Inspiration is all the Rage at Virtual Conferences
The American Society of Association Executives (ASAE) held its annual meeting virtually this week. I missed it but decided to ask participants on the executive committee which speakers they recommended leaders listen too. The two cited most frequently had recent TEDX talks – and they were of the “make me feel good, I can be better too,” type.
Both speakers discussed creativity, inspiration and how doing good is good for all of us. They created businesses out of what inspired them. Go watch and listen.
Too Much of Marketing is One-Way Communication
Duncan Wardle spent a couple of decades at Disney doing what sounded like one of most fun and challenging creative jobs on the planet – marketing its theme parks.
Wardle began by discussing how marketing and advertising campaigns are still talking at people not engaging with them. And then he told an iconic story about Walt Disney and how he became the customer experience leader before anyone knew it was a thing.
The year was 1940 and Disney wanted his new movie “Fantasia “to be the Christmas movie, an immersive, unforgettable experience in theaters that would wrap movie goers up in the company’s aura. Disney wanted to send heat into the theatres, to create winter wonderlands. But the movie theater owners turned him down saying the expense wasn’t worth it.
So Disney decided to take his characters outside of the screen and make them three dimensional beings with people playing the characters. Let’s create a different land, he said and kept saying over the next 15 years. In 1955 Disneyland opened in Anaheim, CA.

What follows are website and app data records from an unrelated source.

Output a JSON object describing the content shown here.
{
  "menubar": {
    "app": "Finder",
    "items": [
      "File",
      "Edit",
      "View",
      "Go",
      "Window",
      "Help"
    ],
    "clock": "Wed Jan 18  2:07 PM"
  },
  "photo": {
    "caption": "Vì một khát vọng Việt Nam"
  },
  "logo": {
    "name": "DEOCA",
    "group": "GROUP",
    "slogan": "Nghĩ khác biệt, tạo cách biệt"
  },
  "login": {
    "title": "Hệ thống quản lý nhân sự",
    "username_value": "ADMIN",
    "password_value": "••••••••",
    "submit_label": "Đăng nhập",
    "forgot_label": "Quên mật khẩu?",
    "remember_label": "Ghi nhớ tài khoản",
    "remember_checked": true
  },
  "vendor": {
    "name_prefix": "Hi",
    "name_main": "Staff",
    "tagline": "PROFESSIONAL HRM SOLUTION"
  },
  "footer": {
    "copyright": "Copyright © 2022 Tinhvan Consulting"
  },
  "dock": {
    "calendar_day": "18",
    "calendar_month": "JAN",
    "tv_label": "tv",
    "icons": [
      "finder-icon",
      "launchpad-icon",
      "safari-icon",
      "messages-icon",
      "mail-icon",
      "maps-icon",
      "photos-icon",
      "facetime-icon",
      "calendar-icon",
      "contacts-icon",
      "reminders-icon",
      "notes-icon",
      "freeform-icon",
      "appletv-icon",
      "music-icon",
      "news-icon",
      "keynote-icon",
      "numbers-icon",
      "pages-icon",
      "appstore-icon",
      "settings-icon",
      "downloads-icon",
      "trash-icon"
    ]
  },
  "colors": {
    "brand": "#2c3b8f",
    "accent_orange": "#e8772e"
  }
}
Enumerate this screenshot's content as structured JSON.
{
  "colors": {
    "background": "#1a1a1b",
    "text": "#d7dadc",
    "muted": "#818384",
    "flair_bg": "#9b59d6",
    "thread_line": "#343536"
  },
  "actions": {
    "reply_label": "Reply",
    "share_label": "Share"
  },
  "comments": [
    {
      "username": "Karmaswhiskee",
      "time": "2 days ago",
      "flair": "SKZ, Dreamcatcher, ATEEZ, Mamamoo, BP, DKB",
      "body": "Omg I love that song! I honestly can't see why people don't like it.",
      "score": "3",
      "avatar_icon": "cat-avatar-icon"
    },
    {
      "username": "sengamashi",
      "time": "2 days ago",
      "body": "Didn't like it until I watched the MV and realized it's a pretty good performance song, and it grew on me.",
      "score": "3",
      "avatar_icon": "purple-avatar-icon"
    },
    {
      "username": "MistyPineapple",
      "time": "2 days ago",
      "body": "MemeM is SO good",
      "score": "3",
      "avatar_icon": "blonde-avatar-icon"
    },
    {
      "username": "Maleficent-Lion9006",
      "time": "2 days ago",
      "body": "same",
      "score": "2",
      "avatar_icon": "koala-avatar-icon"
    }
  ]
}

Wardle goes on to tell his own Disney stories.
Don’t Bury Your Dreams, Live Them
At the lowest point in his life, Ben Nemtin ask himself a very important question: "If anything was possible, what would I do?"
He raised the question with friends, and they came up with bucket list items like Kiss the Queen, Walk in Space, Play Basketball at the White House with Obama. It could have been just a bunch of guys making a wish list. But they decided to go on a road trip across Canada and for everything they crossed off their lists they pledged to make someone else’s dreams come true as well.
As they talked, they came to an understanding that each of them buried what they really wanted, what they dreamed about, because life got in the way. So, they created the “Buried List,” those incredible moments that would give their lives more meaning if they could find the time to make them happen.
The friends spent a couple of weeks on the road trying to check items off their “Buried List.” One of the young men wanted to be a medieval knight for a day and walked around a town doing what he assumed a knight would do. A little boy came up to him holding a plastic sword and he knighted him. A photographer happened to be close by and his picture made the front page of the newspaper. That’s how his company got started.
As a way to give back, they helped Brent, a homeless man who had begun to turn his life around and start a business, deal with the fact that his delivery truck had died and he could no longer work. They went out to a local used car lot and convinced the owner to sell them a truck for $500 to get his business going again.
Nemtin’s point is stop and think about what’s important to you? That’s your Buried List. But don’t just make it about you – make it about helping others fulfill their dreams too. Learn more here.
By Aimee Stern
President, Brave Now PR